The New Republic has posted a symposium on the tenth anniversary of the Iraq War. It’s one-stop-shopping for a range of views decrying the war — some from initial supporters of the war, some from longtime opponents — and it’s too long and varied for a comprehensive blog-post response. There is, however, one statement I’d like to highlight. James Rubin writes this:
But generals and historians are not the only ones who learn lessons from the last war. Politicians do too. And in the political realm, one huge unintended consequence of the war is the damage done to America’s confidence, to its willingness to lead. In much the same way that the British people and their leaders turned isolationist after the horrors of World War I, for too many Americans the Iraq war has become a rationale to turn inward, a reason to leave Afghanistan to its fate, to let the Europeans handle Libya and Mali, and to watch Syria burn.
When we look back in scorn at the appeasement policy of the late 1930s, we often forget how understandable it was. We can’t even comprehend the casualties sustained by France and Britain in World War I — more significant levels of casualties than the United States has suffered in any war in its entire history. Politicians were desperate to avoid more slaughter, but in their desperation opened the door to the worst massacres in human history.
Here we’ve fought two counterinsurgency campaigns with an all-volunteer military that is tiny relative to the size of our population or our mobilization levels in past wars. Moreover, we’ve enjoyed considerable (though hard-fought) military successes — routing two despotic regimes, defeating a follow-on insurgency in Iraq, killing the mastermind of 9/11, and successfully defending a new regime in Afghanistan — all while sustaining an eleven-year-old conflict without resort to the draft.

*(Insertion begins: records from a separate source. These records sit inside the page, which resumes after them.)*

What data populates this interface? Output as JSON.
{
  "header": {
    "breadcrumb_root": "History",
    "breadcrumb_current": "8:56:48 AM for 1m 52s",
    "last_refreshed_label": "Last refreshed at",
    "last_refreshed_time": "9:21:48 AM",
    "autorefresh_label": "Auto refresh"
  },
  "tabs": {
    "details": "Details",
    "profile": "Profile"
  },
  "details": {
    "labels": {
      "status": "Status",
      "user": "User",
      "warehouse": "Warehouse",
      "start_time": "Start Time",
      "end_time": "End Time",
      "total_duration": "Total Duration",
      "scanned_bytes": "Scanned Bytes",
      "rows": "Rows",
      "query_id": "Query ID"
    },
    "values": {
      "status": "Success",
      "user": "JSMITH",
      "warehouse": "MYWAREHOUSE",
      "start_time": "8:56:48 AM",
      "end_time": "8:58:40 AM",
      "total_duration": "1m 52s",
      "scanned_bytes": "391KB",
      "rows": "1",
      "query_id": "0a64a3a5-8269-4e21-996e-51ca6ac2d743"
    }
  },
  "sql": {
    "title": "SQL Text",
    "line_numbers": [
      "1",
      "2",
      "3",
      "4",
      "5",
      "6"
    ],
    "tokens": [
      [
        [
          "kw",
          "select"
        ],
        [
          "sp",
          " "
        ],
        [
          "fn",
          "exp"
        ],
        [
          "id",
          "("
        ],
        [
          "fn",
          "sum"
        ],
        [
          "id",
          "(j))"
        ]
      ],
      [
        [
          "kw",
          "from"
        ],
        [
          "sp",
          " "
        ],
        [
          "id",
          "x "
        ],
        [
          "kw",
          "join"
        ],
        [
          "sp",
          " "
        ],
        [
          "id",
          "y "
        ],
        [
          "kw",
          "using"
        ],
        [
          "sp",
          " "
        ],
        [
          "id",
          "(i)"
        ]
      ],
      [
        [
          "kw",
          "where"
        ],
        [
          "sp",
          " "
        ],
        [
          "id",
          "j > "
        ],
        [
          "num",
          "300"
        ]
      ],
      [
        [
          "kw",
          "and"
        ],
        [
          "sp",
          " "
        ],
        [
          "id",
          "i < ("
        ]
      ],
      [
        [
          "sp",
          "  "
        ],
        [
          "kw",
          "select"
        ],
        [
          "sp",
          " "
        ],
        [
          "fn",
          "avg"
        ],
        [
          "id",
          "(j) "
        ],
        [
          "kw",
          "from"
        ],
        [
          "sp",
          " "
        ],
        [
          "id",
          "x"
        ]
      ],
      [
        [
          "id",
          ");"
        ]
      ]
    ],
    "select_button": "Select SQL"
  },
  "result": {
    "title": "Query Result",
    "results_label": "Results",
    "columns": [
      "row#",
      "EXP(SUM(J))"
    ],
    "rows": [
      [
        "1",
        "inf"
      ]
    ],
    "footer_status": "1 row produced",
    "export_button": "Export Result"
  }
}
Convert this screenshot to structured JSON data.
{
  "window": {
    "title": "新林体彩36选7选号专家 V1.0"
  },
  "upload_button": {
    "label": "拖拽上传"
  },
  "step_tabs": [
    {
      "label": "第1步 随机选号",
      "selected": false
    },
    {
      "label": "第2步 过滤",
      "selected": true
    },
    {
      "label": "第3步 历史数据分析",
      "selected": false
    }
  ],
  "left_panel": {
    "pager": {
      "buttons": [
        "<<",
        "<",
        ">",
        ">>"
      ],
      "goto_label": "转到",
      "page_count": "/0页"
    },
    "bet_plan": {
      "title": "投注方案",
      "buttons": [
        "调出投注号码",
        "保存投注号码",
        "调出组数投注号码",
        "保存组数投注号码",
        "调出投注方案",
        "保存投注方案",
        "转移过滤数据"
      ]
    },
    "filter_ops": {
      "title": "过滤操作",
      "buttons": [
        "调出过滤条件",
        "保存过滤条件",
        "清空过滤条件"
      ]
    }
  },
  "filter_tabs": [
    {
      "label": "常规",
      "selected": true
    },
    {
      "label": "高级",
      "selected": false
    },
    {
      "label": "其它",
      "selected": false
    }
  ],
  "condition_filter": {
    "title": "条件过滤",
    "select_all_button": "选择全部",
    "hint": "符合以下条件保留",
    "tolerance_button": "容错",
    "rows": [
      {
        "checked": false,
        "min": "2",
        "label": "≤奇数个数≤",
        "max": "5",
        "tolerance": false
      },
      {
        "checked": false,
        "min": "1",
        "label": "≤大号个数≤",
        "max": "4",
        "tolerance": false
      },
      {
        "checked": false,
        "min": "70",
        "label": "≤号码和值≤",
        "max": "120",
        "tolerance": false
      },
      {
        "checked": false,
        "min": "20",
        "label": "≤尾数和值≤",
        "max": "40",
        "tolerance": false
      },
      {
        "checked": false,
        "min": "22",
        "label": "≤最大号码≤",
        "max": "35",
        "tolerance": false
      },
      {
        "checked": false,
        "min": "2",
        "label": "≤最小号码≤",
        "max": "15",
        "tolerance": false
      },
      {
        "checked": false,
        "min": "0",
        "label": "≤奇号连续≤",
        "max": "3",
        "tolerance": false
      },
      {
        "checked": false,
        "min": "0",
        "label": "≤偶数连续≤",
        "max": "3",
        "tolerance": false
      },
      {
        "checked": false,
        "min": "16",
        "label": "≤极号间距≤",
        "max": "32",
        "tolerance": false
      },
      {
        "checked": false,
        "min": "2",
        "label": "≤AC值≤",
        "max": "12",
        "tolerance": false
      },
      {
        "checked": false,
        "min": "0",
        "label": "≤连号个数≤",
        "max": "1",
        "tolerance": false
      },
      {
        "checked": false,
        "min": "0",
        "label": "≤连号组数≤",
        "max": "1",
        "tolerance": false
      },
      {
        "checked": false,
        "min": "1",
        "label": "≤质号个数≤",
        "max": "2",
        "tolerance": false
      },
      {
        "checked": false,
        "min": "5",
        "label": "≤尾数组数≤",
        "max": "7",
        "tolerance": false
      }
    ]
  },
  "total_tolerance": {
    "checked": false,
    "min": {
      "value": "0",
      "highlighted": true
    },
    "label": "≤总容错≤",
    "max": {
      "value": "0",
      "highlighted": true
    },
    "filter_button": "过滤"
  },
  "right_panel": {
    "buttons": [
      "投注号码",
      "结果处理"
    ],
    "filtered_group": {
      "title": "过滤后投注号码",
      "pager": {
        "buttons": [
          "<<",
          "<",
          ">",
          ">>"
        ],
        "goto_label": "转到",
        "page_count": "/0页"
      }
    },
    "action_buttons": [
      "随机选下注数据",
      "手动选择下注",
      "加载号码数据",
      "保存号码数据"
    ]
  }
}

The people of the Middle East tend to respect strength and despise those who appear weak — viewing them not with pity but with contempt and loathing. It’s simply sad that our enemies can lose a war and yet feel victorious because those Americans who largely did not fight are “war-weary.”